The lack of patient involvement by industry in study design, contrasted with some of the differences in perspective that this survey uncovered, supports the need for further work to enable medical
Surrogate samples, when properly used, can not only decrease the time needed for analytical testing, but also reduce the costs and time of sample collection for development and regulatory submission. But the lack of commonly agreed to terminology and a defined experimental framework for surrogate use reduces the predictability and efficiency of IVD development, translating into higher costs and reduced patient access to new and innovative medical devices.
The framework — created via a 22-month collaborative process between MDIC, FDA CDRH, AdvaMed, BD, Abbott, Hologic, Sysmex, Roche, and BARDA — aims to establish a foundation for the use of surrogate samples to support IVD product development and the regulatory process. The framework may be found here.
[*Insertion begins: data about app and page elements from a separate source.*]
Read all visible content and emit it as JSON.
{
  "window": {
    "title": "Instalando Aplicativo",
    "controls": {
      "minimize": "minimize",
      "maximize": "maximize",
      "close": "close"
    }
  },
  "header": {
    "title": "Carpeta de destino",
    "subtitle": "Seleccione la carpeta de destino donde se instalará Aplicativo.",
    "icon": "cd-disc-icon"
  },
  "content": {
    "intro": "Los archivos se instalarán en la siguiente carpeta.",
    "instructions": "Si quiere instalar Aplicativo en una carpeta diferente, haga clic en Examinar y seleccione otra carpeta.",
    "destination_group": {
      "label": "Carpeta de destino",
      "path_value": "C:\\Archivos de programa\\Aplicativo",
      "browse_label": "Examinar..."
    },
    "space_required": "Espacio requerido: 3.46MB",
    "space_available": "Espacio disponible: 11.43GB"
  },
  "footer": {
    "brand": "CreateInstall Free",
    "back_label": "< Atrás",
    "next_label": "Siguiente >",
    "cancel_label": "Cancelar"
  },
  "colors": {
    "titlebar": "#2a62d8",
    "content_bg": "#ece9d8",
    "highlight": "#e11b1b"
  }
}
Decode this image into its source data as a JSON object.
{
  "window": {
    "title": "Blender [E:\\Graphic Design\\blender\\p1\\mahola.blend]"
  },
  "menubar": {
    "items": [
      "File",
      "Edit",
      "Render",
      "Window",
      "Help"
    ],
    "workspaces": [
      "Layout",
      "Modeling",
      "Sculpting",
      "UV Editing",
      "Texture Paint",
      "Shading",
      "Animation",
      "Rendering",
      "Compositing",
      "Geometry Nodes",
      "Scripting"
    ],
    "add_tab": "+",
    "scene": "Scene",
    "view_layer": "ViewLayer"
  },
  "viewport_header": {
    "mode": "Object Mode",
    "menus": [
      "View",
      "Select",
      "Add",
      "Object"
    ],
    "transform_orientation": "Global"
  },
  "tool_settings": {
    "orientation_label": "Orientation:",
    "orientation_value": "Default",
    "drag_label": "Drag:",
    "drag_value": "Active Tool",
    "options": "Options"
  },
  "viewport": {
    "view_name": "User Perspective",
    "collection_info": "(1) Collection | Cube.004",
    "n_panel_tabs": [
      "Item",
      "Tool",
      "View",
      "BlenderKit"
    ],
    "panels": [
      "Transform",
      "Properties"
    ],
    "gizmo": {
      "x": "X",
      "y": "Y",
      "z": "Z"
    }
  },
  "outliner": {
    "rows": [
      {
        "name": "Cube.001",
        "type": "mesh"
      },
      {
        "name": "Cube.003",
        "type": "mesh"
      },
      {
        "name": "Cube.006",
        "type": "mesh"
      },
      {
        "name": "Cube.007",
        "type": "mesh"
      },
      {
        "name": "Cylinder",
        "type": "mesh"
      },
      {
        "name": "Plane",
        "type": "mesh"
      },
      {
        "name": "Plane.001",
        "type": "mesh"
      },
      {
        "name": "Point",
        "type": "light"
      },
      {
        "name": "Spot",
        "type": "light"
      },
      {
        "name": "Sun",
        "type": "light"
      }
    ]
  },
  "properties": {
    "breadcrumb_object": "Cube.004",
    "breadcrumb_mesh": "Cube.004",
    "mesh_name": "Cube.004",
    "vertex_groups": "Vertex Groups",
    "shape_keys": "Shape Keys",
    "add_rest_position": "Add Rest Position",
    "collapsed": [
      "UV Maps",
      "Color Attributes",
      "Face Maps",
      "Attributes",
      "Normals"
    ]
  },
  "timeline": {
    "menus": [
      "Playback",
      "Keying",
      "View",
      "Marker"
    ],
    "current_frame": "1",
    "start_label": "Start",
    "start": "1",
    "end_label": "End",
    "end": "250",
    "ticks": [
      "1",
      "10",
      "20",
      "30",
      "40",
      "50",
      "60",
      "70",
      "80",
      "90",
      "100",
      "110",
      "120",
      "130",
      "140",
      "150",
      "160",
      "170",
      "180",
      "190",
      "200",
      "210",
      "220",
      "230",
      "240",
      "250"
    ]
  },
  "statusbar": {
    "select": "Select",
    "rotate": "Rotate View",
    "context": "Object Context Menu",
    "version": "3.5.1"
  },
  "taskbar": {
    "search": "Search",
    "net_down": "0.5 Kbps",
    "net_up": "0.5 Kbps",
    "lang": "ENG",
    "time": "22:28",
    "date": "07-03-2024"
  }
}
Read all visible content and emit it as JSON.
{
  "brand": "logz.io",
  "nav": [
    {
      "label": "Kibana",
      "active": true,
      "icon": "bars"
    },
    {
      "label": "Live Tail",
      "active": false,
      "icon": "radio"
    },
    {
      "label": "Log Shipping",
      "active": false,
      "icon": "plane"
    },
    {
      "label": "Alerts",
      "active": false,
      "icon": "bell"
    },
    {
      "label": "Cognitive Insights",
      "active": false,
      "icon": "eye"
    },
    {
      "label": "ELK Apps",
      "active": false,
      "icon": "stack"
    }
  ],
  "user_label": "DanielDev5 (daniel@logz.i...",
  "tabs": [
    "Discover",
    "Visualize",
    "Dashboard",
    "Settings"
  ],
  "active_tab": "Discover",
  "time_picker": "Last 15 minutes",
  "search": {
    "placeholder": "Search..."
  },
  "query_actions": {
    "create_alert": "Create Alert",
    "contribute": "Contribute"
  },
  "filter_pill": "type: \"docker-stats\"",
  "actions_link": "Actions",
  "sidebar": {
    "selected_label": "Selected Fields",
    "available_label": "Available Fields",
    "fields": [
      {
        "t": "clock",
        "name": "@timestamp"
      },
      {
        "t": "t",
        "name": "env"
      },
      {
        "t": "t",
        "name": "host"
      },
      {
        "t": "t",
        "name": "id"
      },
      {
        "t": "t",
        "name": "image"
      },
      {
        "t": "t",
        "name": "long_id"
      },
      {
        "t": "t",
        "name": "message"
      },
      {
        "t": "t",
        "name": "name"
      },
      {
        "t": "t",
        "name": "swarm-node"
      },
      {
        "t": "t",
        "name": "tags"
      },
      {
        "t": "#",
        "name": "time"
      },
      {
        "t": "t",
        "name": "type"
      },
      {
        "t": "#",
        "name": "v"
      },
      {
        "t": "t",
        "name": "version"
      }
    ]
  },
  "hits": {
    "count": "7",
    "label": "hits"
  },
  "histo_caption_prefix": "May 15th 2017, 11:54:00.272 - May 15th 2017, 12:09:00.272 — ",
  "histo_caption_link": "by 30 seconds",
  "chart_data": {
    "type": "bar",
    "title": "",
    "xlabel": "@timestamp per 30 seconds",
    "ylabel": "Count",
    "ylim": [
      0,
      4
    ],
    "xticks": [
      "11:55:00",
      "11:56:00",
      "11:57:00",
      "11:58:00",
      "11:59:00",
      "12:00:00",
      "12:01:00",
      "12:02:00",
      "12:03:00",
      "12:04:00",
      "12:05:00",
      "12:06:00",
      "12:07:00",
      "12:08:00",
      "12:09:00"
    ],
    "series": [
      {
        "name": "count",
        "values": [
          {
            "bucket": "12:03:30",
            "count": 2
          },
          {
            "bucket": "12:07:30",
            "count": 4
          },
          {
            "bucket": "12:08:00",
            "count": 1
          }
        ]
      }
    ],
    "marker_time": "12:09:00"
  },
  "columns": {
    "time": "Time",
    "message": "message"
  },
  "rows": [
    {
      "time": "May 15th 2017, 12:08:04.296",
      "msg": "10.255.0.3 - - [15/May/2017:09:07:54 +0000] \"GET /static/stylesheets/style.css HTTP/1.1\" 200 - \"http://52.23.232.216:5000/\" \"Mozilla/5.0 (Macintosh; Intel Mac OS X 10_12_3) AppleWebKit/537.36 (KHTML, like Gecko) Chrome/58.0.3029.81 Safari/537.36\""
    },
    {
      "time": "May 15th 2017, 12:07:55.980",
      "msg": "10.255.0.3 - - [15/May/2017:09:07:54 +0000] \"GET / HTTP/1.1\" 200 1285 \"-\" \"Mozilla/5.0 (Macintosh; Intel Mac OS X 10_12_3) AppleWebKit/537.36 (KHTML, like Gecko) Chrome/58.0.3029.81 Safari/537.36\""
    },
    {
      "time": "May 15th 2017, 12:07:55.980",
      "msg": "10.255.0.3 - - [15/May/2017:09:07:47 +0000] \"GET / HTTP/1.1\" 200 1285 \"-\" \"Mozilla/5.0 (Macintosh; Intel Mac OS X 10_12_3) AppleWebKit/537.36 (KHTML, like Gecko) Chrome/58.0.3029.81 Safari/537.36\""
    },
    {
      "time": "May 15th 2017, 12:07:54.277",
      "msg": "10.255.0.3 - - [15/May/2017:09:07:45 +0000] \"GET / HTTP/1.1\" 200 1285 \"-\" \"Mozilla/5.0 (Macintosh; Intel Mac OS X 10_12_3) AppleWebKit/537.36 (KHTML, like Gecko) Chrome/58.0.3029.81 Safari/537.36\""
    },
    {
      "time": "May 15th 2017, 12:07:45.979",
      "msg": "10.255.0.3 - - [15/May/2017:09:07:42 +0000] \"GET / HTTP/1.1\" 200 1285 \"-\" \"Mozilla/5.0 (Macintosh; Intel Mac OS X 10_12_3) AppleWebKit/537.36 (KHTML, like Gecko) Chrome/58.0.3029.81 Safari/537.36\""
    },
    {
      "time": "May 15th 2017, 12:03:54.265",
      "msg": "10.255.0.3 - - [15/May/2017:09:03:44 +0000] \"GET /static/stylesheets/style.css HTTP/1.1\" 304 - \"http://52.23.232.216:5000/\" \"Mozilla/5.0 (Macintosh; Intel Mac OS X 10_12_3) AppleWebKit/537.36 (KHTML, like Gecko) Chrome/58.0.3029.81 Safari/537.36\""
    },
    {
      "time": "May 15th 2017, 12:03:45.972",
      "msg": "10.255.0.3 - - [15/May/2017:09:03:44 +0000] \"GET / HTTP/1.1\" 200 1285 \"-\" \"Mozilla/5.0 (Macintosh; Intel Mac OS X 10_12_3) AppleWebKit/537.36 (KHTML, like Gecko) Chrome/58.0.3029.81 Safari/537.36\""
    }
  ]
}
Harmonized educational materials were created for IVD test developers and FDA CDRH reviewers to facilitate a more predictable pathway for submissions. These educational materials include a Surrogate Sample Framework Training Module and five case studies.
Keynote Panel: Intersection of Quality and Cybersecurity
Intersection of Quality and Clinical Diagnostics: An opportunity for cross-collaboration at MDIC
Update from CDRH
MDIC CfQ VIP Update
Working Group Update – Leadership Engagement
Working Group Update – Quality as Career Option
Working Group Update – CAPA
Working Group Update – Analytics: NESTcc Test Case
What’s Next and Closing Remarks
We’ve published our first-ever annual report to share the impact of our work during the 2018 year. This report not only helps quantify and demonstrate the impact we’ve had but also helps us identify opportunities for growth and improvement. Some of the key highlights from the Annual Report include launching the Health Economics and Patient Access initiative, announcing NESTcc’s Real-World Evidence Test-Cases, and publishing a number of tools and resources for stakeholders. We developed and published a report on cybersecurity for medical devices. These accomplishments would not have been possible without the dedicated members of our public-private partnership who help us promote patient access to innovative medical technologies.
Below are downloadable files from the Case for Quality Forum.
- Welcome from ASQ | American Society for Quality
- MDIC Overview Presentation | Medical Device Innovation Consortium
- MDIC CfQ Presentation | MDIC Working Group
- Advancing Quality and Regulatory Science | CDRH: OIR / FDA
- Medical Device Discovery Appraisal Program | CMMI, CDRH/ FDA, Two Harbors Consulting
- Reflections on Illumina’s MDDAP/VIP Appraisal | Illumnia
- 501(k) Program Improvement Project | NSigma Solutions
- #MAKECAPACOOL | MDIC Working Group
Welcome and goals for the day – Beth Staub | Slides
Keynote: Building Digital Analytics Foundation for Autonomous Factories at Western Digital – Attila Lengyel | Slides
Results of the CDRH Voluntary Medical Device Manufacturing and Product Quality Pilot – George Zack, Kim Kaplan, Francisco Vicenty | Slides
What we learned from the pilot – Kim Kaplan | Slides
MDIC Governance Survey Results – George Serafin | Slides
What’s Next? – Francisco Vicenty | Slides
MDIC contracted with Deloitte & Touche, LLC to conduct research concerning the use of maturity models in other industries. Although there are explicit regulations globally for medical devices and diagnostics, there is no recognized quality system maturity model. The objective of this research was to gain an understanding of various maturity models and how they have been implemented and leveraged within other industries. This information will be helpful to devise a plan for the potential development of a maturity model for use by both industry partners and regulators in the Medical Device industry.
Released June 2015